**Required action**
Give every entry again, exactly as it stands.

**Data for the task**

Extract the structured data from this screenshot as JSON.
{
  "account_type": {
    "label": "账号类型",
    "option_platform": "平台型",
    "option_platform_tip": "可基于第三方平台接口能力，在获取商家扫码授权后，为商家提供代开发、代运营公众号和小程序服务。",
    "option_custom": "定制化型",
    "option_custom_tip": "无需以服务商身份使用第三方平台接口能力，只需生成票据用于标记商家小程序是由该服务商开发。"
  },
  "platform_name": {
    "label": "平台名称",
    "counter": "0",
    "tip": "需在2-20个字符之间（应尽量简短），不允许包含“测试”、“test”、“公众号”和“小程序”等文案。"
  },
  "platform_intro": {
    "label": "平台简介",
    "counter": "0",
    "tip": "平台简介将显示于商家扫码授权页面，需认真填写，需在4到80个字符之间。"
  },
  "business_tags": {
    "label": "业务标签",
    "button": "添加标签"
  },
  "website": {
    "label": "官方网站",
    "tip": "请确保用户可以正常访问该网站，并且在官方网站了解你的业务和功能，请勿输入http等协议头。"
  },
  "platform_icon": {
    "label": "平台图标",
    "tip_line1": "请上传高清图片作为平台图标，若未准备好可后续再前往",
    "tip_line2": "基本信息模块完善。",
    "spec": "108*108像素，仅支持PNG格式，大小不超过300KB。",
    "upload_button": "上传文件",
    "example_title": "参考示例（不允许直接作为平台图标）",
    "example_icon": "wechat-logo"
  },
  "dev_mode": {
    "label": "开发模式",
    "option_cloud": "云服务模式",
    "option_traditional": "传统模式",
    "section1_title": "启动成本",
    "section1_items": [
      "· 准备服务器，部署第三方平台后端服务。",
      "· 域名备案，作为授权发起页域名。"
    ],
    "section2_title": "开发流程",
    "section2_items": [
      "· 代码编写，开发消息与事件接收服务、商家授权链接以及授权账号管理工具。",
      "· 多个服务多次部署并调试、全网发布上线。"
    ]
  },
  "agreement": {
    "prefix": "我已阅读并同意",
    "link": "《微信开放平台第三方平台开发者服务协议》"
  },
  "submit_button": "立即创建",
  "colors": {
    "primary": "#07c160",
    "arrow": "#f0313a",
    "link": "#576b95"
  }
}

**Solution to this exercise**
Extract the structured data from this screenshot as JSON.
{
  "account_type": {
    "label": "账号类型",
    "option_platform": "平台型",
    "option_platform_tip": "可基于第三方平台接口能力，在获取商家扫码授权后，为商家提供代开发、代运营公众号和小程序服务。",
    "option_custom": "定制化型",
    "option_custom_tip": "无需以服务商身份使用第三方平台接口能力，只需生成票据用于标记商家小程序是由该服务商开发。"
  },
  "platform_name": {
    "label": "平台名称",
    "counter": "0",
    "tip": "需在2-20个字符之间（应尽量简短），不允许包含“测试”、“test”、“公众号”和“小程序”等文案。"
  },
  "platform_intro": {
    "label": "平台简介",
    "counter": "0",
    "tip": "平台简介将显示于商家扫码授权页面，需认真填写，需在4到80个字符之间。"
  },
  "business_tags": {
    "label": "业务标签",
    "button": "添加标签"
  },
  "website": {
    "label": "官方网站",
    "tip": "请确保用户可以正常访问该网站，并且在官方网站了解你的业务和功能，请勿输入http等协议头。"
  },
  "platform_icon": {
    "label": "平台图标",
    "tip_line1": "请上传高清图片作为平台图标，若未准备好可后续再前往",
    "tip_line2": "基本信息模块完善。",
    "spec": "108*108像素，仅支持PNG格式，大小不超过300KB。",
    "upload_button": "上传文件",
    "example_title": "参考示例（不允许直接作为平台图标）",
    "example_icon": "wechat-logo"
  },
  "dev_mode": {
    "label": "开发模式",
    "option_cloud": "云服务模式",
    "option_traditional": "传统模式",
    "section1_title": "启动成本",
    "section1_items": [
      "· 准备服务器，部署第三方平台后端服务。",
      "· 域名备案，作为授权发起页域名。"
    ],
    "section2_title": "开发流程",
    "section2_items": [
      "· 代码编写，开发消息与事件接收服务、商家授权链接以及授权账号管理工具。",
      "· 多个服务多次部署并调试、全网发布上线。"
    ]
  },
  "agreement": {
    "prefix": "我已阅读并同意",
    "link": "《微信开放平台第三方平台开发者服务协议》"
  },
  "submit_button": "立即创建",
  "colors": {
    "primary": "#07c160",
    "arrow": "#f0313a",
    "link": "#576b95"
  }
}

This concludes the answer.